The reading program starts in the "Double Decades" of 1900-1920 and progresses to the current time. A background of instruments from different cultures that play a role in the development of cultural styles starts us off and then we hit the ground running! We read, mark timelines, get info about the culture involved in that decade, listen to music from the time, and watch videos. Documentaries, Concerts, Interviews -- as much first-hand information as I have been able to hunt and bring in, along with accounts from witnesses, and other writers. We take notes, keep a loose-leaf notebook that we constantly add to and take quizzes and write essays. How do I choose students? I don't. They seem to choose me with the help of their teachers. They might be included to give them enrichment opportunities. They might be chosen as a "bribe". (You cannot attend my class if you are behind in your work) They might have parents/family who are rich in the arts. They might....oh who knows?? There are many reasons a child is chosen. Good news, however, is that I also do whole group lessons from time to time so that everyone may participate. There is so much more to say and explain, but let's stop here with one last thought: The feelings and thoughts expressed in the essays come from each individual's heart and mind.
A parting thought for my students: The time I have spent with you is priceless and I will miss each of you. Just remember: You CAN make a difference.

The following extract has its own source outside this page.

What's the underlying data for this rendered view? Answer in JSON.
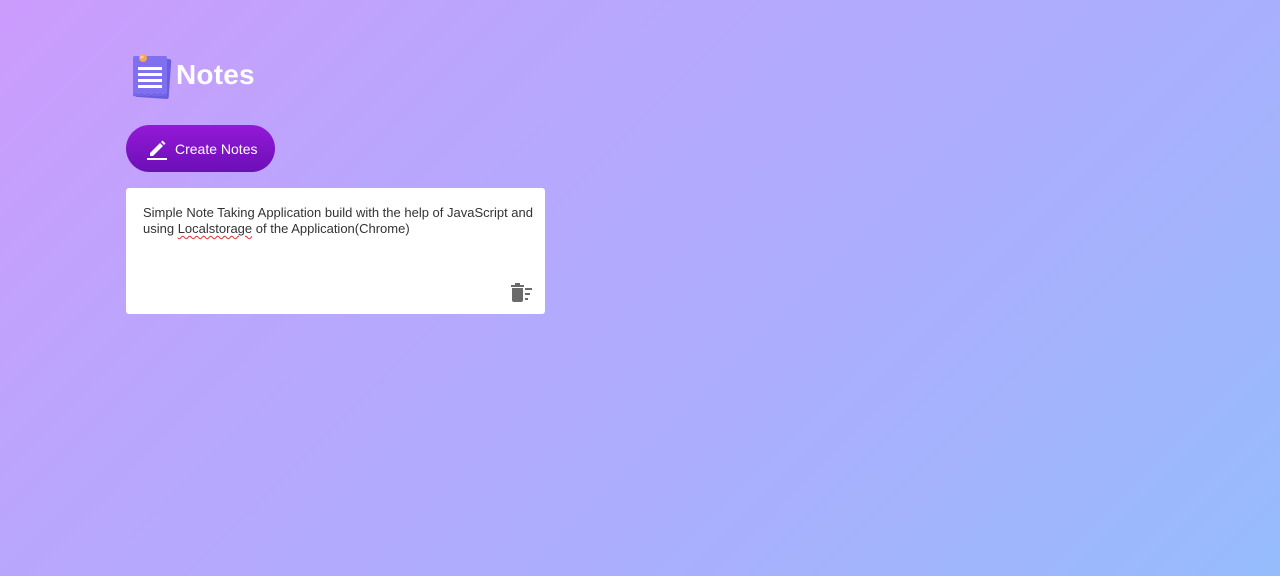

You MUST make a difference.
Shelley J. Sweet-Tufano

In this day and age when "the arts" seem to be the first programs to go when schools evaluate their budget and teaching needs, I'd LOVE an opportunity like this to help further the education of interested students regarding the music of our lives in the 20th Century ... as it pertains to the rock and roll era. 

VH1 has been doing their "Save The Music" campaign for years now ... raising donations to help support the music and the arts in schools across the country. 

As we've all seen time and time again, music is the savior for so many of our spiritual, cultural and emotional needs ... the power of music should NEVER be underestimated. And exposing new generations to the feel-good music that we grew up with is paramount to this process. Sure, every decade had its own impact and influence ... but the music of the '60's was the most innovative of any time ... and it's every bit as strong and powerful today. Growing up then, we all believed ... and I mean TRULY believed ...that  we could change the world ... and ultimately we did ... maybe not exactly the way we planned or the way we thought we would ... and maybe not necessarily always for the better ... but there's been no music that has ever even come close to this creative and prolific period.  Good, timeless music, yes ... life-changing music?  Maybe more than you ever even realized.  

Shelley Sweet-Tufano teaches at Meadowside Elementary School, located on the Connecticut coastline, about halfway between Bridgeport and New Haven.  Thank you so much for sharing your students' essays with our readers.  

Now let's pick a winner and send them a '60's CD compilation! (kk)